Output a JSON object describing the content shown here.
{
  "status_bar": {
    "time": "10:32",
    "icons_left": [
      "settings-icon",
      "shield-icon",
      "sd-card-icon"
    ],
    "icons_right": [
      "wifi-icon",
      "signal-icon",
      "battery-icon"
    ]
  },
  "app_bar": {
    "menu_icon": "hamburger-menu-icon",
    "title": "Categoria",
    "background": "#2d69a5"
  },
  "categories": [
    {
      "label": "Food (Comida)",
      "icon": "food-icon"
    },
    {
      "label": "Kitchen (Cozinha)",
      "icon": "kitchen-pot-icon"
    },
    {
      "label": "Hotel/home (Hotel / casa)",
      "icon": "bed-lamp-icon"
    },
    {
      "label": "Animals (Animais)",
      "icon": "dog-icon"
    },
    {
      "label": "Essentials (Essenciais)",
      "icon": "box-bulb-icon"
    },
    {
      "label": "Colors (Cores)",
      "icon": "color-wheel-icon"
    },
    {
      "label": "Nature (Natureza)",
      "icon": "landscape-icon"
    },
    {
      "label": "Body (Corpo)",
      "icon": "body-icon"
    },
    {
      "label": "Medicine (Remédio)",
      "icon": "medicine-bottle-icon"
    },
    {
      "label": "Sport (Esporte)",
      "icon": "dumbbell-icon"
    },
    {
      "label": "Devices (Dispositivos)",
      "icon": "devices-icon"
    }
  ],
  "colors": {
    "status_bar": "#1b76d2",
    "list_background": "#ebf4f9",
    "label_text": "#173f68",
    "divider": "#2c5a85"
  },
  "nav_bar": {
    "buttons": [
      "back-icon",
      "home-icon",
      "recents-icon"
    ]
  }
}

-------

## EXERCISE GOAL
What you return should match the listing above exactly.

## EXERCISE SOLUTION
Output a JSON object describing the content shown here.
{
  "status_bar": {
    "time": "10:32",
    "icons_left": [
      "settings-icon",
      "shield-icon",
      "sd-card-icon"
    ],
    "icons_right": [
      "wifi-icon",
      "signal-icon",
      "battery-icon"
    ]
  },
  "app_bar": {
    "menu_icon": "hamburger-menu-icon",
    "title": "Categoria",
    "background": "#2d69a5"
  },
  "categories": [
    {
      "label": "Food (Comida)",
      "icon": "food-icon"
    },
    {
      "label": "Kitchen (Cozinha)",
      "icon": "kitchen-pot-icon"
    },
    {
      "label": "Hotel/home (Hotel / casa)",
      "icon": "bed-lamp-icon"
    },
    {
      "label": "Animals (Animais)",
      "icon": "dog-icon"
    },
    {
      "label": "Essentials (Essenciais)",
      "icon": "box-bulb-icon"
    },
    {
      "label": "Colors (Cores)",
      "icon": "color-wheel-icon"
    },
    {
      "label": "Nature (Natureza)",
      "icon": "landscape-icon"
    },
    {
      "label": "Body (Corpo)",
      "icon": "body-icon"
    },
    {
      "label": "Medicine (Remédio)",
      "icon": "medicine-bottle-icon"
    },
    {
      "label": "Sport (Esporte)",
      "icon": "dumbbell-icon"
    },
    {
      "label": "Devices (Dispositivos)",
      "icon": "devices-icon"
    }
  ],
  "colors": {
    "status_bar": "#1b76d2",
    "list_background": "#ebf4f9",
    "label_text": "#173f68",
    "divider": "#2c5a85"
  },
  "nav_bar": {
    "buttons": [
      "back-icon",
      "home-icon",
      "recents-icon"
    ]
  }
}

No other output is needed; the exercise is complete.